Strong Bipartisan Support

Because of the prevalence of so-called “storm chasers” that swoop into areas affected by hurricanes and other serious storms throughout Texas, this roofing industry house bill has widespread support from both sides of the aisle. This is primarily because unreliable roofing contractors have a tendency to impact all types of districts, including ones populated by homeowners from both major parties.

Plus, “swoop-in, swoop-out” roofing is a widespread problem many people can identify with. This is largely because of the potential for huge financial losses and added suffering at times when people are already dealing with stressful situations and massive personal loss.

Targeting ‘Bad Actors’

The “bad actors” being targeted by this bill are often referred to as storm chasers because they routinely come into cities or towns recently devastated by severe weather and promise to help make necessary repairs — but their main goal is to make fast money off of desperate individuals. The m.o. of a typical storm chaser is as follows:

  • They wait for news that severe weather has affected a certain area. “Severe weather” can be anything from a hailstorm to a full-blown tornado or hurricane.
  • The storm chaser rounds up their crew, heads to the affected area(s), and offers to perform repair work — often at little or no cost to the homeowner.
  • The unreliable contractor uses very aggressive tactics, some of which include encouraging homeowners to use their insurance policy. Some shady contractors even offer to pay a homeowner’s deductible — or they’ll offer cash back.
  • They either take an initial deposit and never show up, or they do the work in a haphazard way — which often results in unpleasant surprises for the homeowner the next time a storm hits.

Adding an Extra Layer of Protection

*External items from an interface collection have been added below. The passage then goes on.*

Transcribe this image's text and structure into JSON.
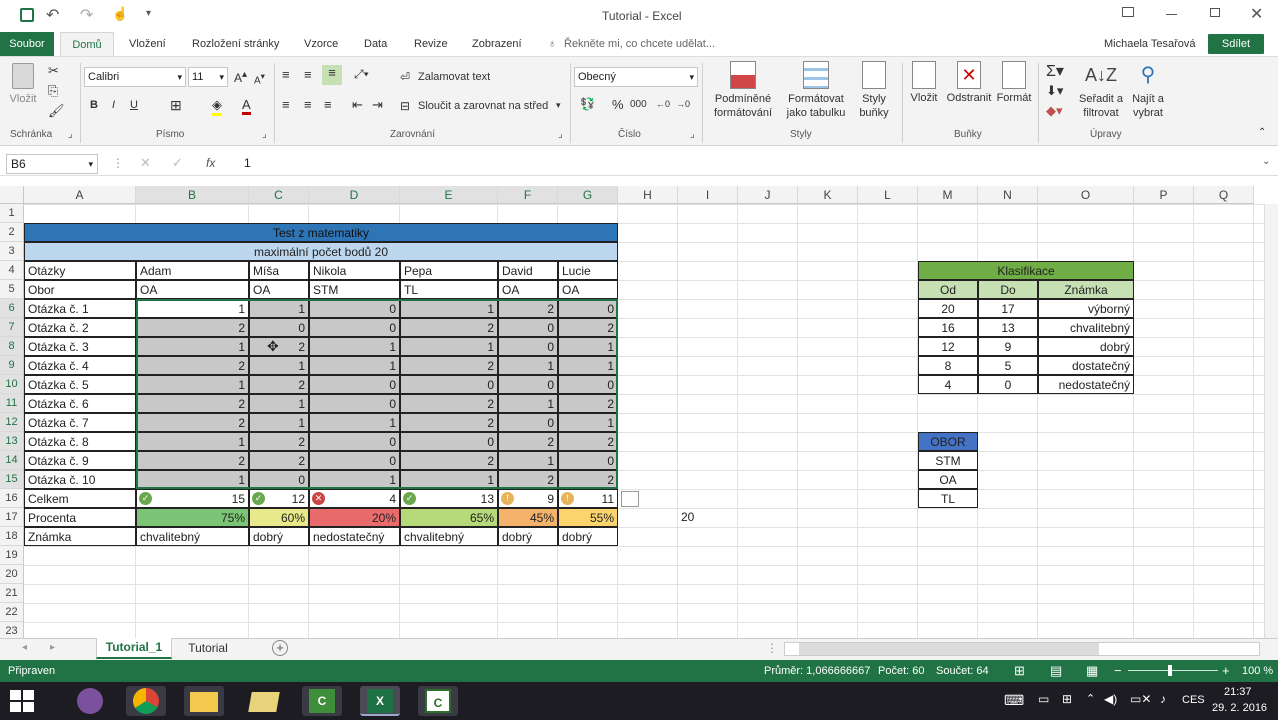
{
  "window": {
    "title": "Tutorial - Excel",
    "user": "Michaela Tesařová",
    "share": "Sdílet"
  },
  "tabs": [
    "Soubor",
    "Domů",
    "Vložení",
    "Rozložení stránky",
    "Vzorce",
    "Data",
    "Revize",
    "Zobrazení"
  ],
  "tell_me": "Řekněte mi, co chcete udělat...",
  "ribbon": {
    "paste": "Vložit",
    "font_name": "Calibri",
    "font_size": "11",
    "bold": "B",
    "italic": "I",
    "underline": "U",
    "wrap": "Zalamovat text",
    "merge": "Sloučit a zarovnat na střed",
    "number_format": "Obecný",
    "cond_format": "Podmíněné formátování",
    "format_table": "Formátovat jako tabulku",
    "cell_styles": "Styly buňky",
    "insert": "Vložit",
    "delete": "Odstranit",
    "format": "Formát",
    "sort": "Seřadit a filtrovat",
    "find": "Najít a vybrat",
    "groups": {
      "clipboard": "Schránka",
      "font": "Písmo",
      "align": "Zarovnání",
      "number": "Číslo",
      "styles": "Styly",
      "cells": "Buňky",
      "editing": "Úpravy"
    }
  },
  "formula_bar": {
    "name_box": "B6",
    "fx": "fx",
    "value": "1"
  },
  "columns": [
    "A",
    "B",
    "C",
    "D",
    "E",
    "F",
    "G",
    "H",
    "I",
    "J",
    "K",
    "L",
    "M",
    "N",
    "O",
    "P",
    "Q"
  ],
  "rows": [
    "1",
    "2",
    "3",
    "4",
    "5",
    "6",
    "7",
    "8",
    "9",
    "10",
    "11",
    "12",
    "13",
    "14",
    "15",
    "16",
    "17",
    "18",
    "19",
    "20",
    "21",
    "22",
    "23"
  ],
  "sheet": {
    "title": "Test z matematiky",
    "subtitle": "maximální počet bodů 20",
    "header_label": "Otázky",
    "obor_label": "Obor",
    "students": [
      "Adam",
      "Míša",
      "Nikola",
      "Pepa",
      "David",
      "Lucie"
    ],
    "obory": [
      "OA",
      "OA",
      "STM",
      "TL",
      "OA",
      "OA"
    ],
    "questions": [
      "Otázka č. 1",
      "Otázka č. 2",
      "Otázka č. 3",
      "Otázka č. 4",
      "Otázka č. 5",
      "Otázka č. 6",
      "Otázka č. 7",
      "Otázka č. 8",
      "Otázka č. 9",
      "Otázka č. 10"
    ],
    "scores": [
      [
        "1",
        "1",
        "0",
        "1",
        "2",
        "0"
      ],
      [
        "2",
        "0",
        "0",
        "2",
        "0",
        "2"
      ],
      [
        "1",
        "2",
        "1",
        "1",
        "0",
        "1"
      ],
      [
        "2",
        "1",
        "1",
        "2",
        "1",
        "1"
      ],
      [
        "1",
        "2",
        "0",
        "0",
        "0",
        "0"
      ],
      [
        "2",
        "1",
        "0",
        "2",
        "1",
        "2"
      ],
      [
        "2",
        "1",
        "1",
        "2",
        "0",
        "1"
      ],
      [
        "1",
        "2",
        "0",
        "0",
        "2",
        "2"
      ],
      [
        "2",
        "2",
        "0",
        "2",
        "1",
        "0"
      ],
      [
        "1",
        "0",
        "1",
        "1",
        "2",
        "2"
      ]
    ],
    "total_label": "Celkem",
    "totals": [
      "15",
      "12",
      "4",
      "13",
      "9",
      "11"
    ],
    "percent_label": "Procenta",
    "percents": [
      "75%",
      "60%",
      "20%",
      "65%",
      "45%",
      "55%"
    ],
    "grade_label": "Známka",
    "grades": [
      "chvalitebný",
      "dobrý",
      "nedostatečný",
      "chvalitebný",
      "dobrý",
      "dobrý"
    ],
    "i17": "20"
  },
  "klasifikace": {
    "title": "Klasifikace",
    "headers": [
      "Od",
      "Do",
      "Známka"
    ],
    "rows": [
      [
        "20",
        "17",
        "výborný"
      ],
      [
        "16",
        "13",
        "chvalitebný"
      ],
      [
        "12",
        "9",
        "dobrý"
      ],
      [
        "8",
        "5",
        "dostatečný"
      ],
      [
        "4",
        "0",
        "nedostatečný"
      ]
    ]
  },
  "obor_list": {
    "title": "OBOR",
    "items": [
      "STM",
      "OA",
      "TL"
    ]
  },
  "sheet_tabs": [
    "Tutorial_1",
    "Tutorial"
  ],
  "status": {
    "ready": "Připraven",
    "avg": "Průměr: 1,066666667",
    "count": "Počet: 60",
    "sum": "Součet: 64",
    "zoom": "100 %"
  },
  "taskbar": {
    "lang": "CES",
    "time": "21:37",
    "date": "29. 2. 2016"
  },
  "colors": {
    "excel_green": "#217346",
    "title_blue": "#2e75b6",
    "subtitle_blue": "#bdd7ee",
    "klas_green": "#70ad47",
    "klas_light": "#c6e0b4",
    "obor_blue": "#4472c4"
  }
}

House Bill 2101 isn’t the only way consumers can be protected against storm chasers. However, it does provide another layer of protection on top of what already exists. Both the Better Business Bureau and the Federal Trade Commission routinely issue warnings when they get word about unscrupulous roofing contractors operating in certain areas.

Even so, these warnings are often issued only when complaints start rolling in about either waiting long periods of time to get any work done or contractors never showing up again at all. The new system that would be created by this piece of legislation puts more direct and proactive power into the hands of homeowners, who are also reminded to

  • Ask about warranty coverage — reputable roofing contractors are usually willing to offer some type of warranty or guarantee pertaining to their workmanship.
  • Get a phone number that can be used to directly contact the contractor who offered to do the work.
  • Not sign anything — some storm chasers use sneaky tactics to get homeowners to sign documents, like insisting on performing an initial inspection and then quickly handing over a document they say needs to be signed.

The bill made it through the House Business and Industry Committee with an 8-1 vote. Because of strong bipartisan support, the legislation has a good chance of advancing through the processes required to turn it into a law.  More can be learned by visiting